Author’s conception: With the rise of cutting-edge technology in 100 years, those future scenes in fantasy movies which seem distant have become reality. Chengdu influenced by Chinese culture has a free-spirited personality. Boating on the Nanhe River and feeling the lively night market on the banks of the river, you know that even in the distant future, the inner of Chengdu will remain unchanged.
City of Pandas: A Future with Cate
Yang Hui, Freelancer
Author’s conception: After 100 years, it might be possible to see pandas everywhere! At that time, the tradition of lining up for food is still maintained in the leisure city of Chengdu, and it is no wonder even if two or three alien tourists appear in the queue!
List of Winners for “Chengdu After 100 Years”
City of Taste or Taste of City– by
Flowers Blossom – by Jia Yu
Other – by Wang Yuan
Has Already Been Here – by Liu Wei
Ghost and Fireworks – by Li Huayi
End of Chengdu in 2119 – by Song Ruiyang
Shrugs – by Jia Tianyuan
After 100 Years – by He Jixuan (Zhong Tuiyi)
with Human Face – by Jiang Tian
II. Fine Arts (Adult
after 100 Years – by Qiu Yuan (pen name: Qiu Yuan)
Tower – by Huang Qin
in New Century – by Yang Shu
the city of the future – by Zhu Wenlong
Core of Chengdu after 100 Years – by Li Jun
of Hot Pot – by Pan Zhonghao
Chengdu, City of Purity – Light of Globe – by Zhang Xudong
An Ideal City of Ease – by Luo Ya
City of Pandas: A Future with Cate – by Yang Hui
III. Fine Arts
(Children Group) Works
in the Air in Chengdu after 100 Years – by Ji Shuyu
of Anshun Bridge after 100 Years – by He Jiheng
2119 Shuhan Road – by Xing Bojun
Healthcare, Health Chengdu – by Cai Yifei
after 100 Years – by Zhou Sichen
Dream of 100 Years ? Chengdu in My Heart – by Xiao Yaqi
Space Station – Zhan Bochao
with Air Rails Decorated with Hibiscus after 100 Years – by Li Zihan
City of Hibiscus in 100 Years – by Mou Boyasi

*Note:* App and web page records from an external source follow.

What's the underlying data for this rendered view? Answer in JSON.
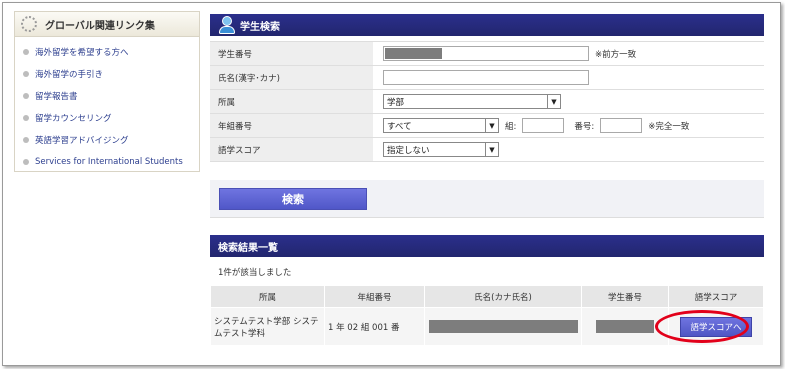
{
  "sidebar": {
    "title": "グローバル関連リンク集",
    "items": [
      {
        "label": "海外留学を希望する方へ"
      },
      {
        "label": "海外留学の手引き"
      },
      {
        "label": "留学報告書"
      },
      {
        "label": "留学カウンセリング"
      },
      {
        "label": "英語学習アドバイジング"
      },
      {
        "label": "Services for International Students"
      }
    ]
  },
  "search": {
    "title": "学生検索",
    "fields": {
      "student_number": {
        "label": "学生番号",
        "note": "※前方一致"
      },
      "name": {
        "label": "氏名(漢字･カナ)",
        "value": ""
      },
      "affiliation": {
        "label": "所属",
        "value": "学部"
      },
      "grade_class": {
        "label": "年組番号",
        "year_value": "すべて",
        "class_label": "組:",
        "number_label": "番号:",
        "note": "※完全一致"
      },
      "language_score": {
        "label": "語学スコア",
        "value": "指定しない"
      }
    },
    "button_label": "検索"
  },
  "results": {
    "title": "検索結果一覧",
    "count_text": "1件が該当しました",
    "columns": [
      "所属",
      "年組番号",
      "氏名(カナ氏名)",
      "学生番号",
      "語学スコア"
    ],
    "rows": [
      {
        "affiliation": "システムテスト学部 システムテスト学科",
        "grade_class": "1 年 02 組 001 番",
        "score_button": "語学スコアへ"
      }
    ]
  },
  "colors": {
    "header_navy": "#25287a",
    "button_blue": "#5a60d4",
    "highlight_red": "#e2001a"
  }
}
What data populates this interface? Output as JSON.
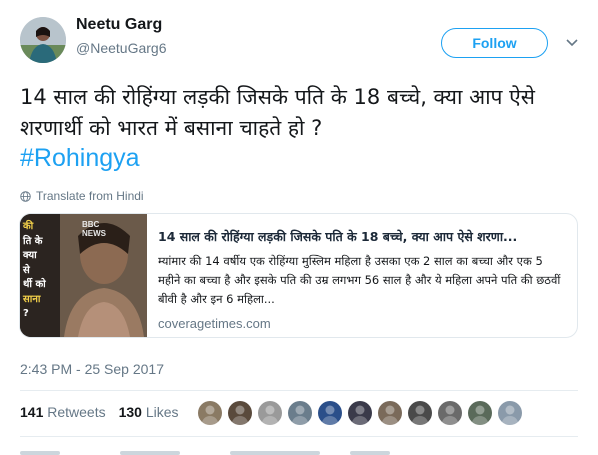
{
  "user": {
    "name": "Neetu Garg",
    "handle": "@NeetuGarg6",
    "follow_label": "Follow"
  },
  "tweet": {
    "text": "14 साल की रोहिंग्या लड़की जिसके पति के 18 बच्चे, क्या आप ऐसे शरणार्थी को भारत में बसाना चाहते हो ?",
    "hashtag": "#Rohingya",
    "translate_label": "Translate from Hindi"
  },
  "card": {
    "image_overlay_lines": [
      "की",
      "ति के",
      "क्या",
      "से",
      "र्थी को",
      "साना",
      "? "
    ],
    "image_badge": "BBC NEWS",
    "title": "14 साल की रोहिंग्या लड़की जिसके पति के 18 बच्चे, क्या आप ऐसे शरणा...",
    "description": "म्यांमार की 14 वर्षीय एक रोहिंग्या मुस्लिम महिला है उसका एक 2 साल का बच्चा और एक 5 महीने का बच्चा है और इसके पति की उम्र लगभग 56 साल है और ये महिला अपने पति की छठवीं बीवी है और इन 6 महिला...",
    "domain": "coveragetimes.com"
  },
  "timestamp": "2:43 PM - 25 Sep 2017",
  "stats": {
    "retweets_count": "141",
    "retweets_label": "Retweets",
    "likes_count": "130",
    "likes_label": "Likes"
  },
  "likers": [
    {
      "color": "#8a7a64"
    },
    {
      "color": "#5a4a3c"
    },
    {
      "color": "#9a9a9a"
    },
    {
      "color": "#6a7d8c"
    },
    {
      "color": "#2b4f8a"
    },
    {
      "color": "#3a3a4a"
    },
    {
      "color": "#7a6a5a"
    },
    {
      "color": "#4a4a4a"
    },
    {
      "color": "#6a6a6a"
    },
    {
      "color": "#5a6a5a"
    },
    {
      "color": "#8a9aaa"
    }
  ],
  "colors": {
    "accent": "#1da1f2",
    "text": "#14171a",
    "muted": "#657786"
  }
}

IV. Video Works
– by Li Yong
in Chengdu – by Zhang Zirui
Visual – by Luo Yingqi
of Everything – by Li Xiudan
and Mole 2119 – by Li Yi
– Wu Jiaxun
Green – by Tan Yu
Sichuan Opera, Cyberpunk – by Cao Qinyu
Bashu – by Quan Hui (South Korea)
I Meet You Here – by Kazuhiro
The original text does not include a First Prize for Video Works.]
By John Hertz: There is
a down town Los Angeles – somewhat. I hasten to add I’ve lived in
Chicago and Manhattan.
At 7th. & Figueroa
Sts. between two office buildings is one of those shopping malls (715 S.
Figueroa St., L.A. 90017). After various names it’s currently called
FIGat7th. There’s underground parking, bus and light-rail lines, and
If you’re within reach in
the next couple of days you can see four giant humanoids by Amanda Parer of
Australia hanging out. They have no faces or clothes or
detail. They’re illuminated at night.
She calls them Fantastic
Planetwhich she says is an homage to the 1973 René Laloux
– Roland Topor stop-motion film. But these are quiet gentle visitors who
only wonder what we are. They don’t twinkle so much as glow.
Pacing off the length
of a reclining one I made it about twelve standlees.
A man and a woman under
a canopy were taking questions and offering to write down E-mail addresses (or
as the late great Harry Warner, Jr., so well termed it, eekmail). So
I conversed with them. They didn’t know about Loscon
XLVI or fanzines or this here Weblog (oops, sorry, Brother Farey). So I invited
them. It seemed the fannish thing to do.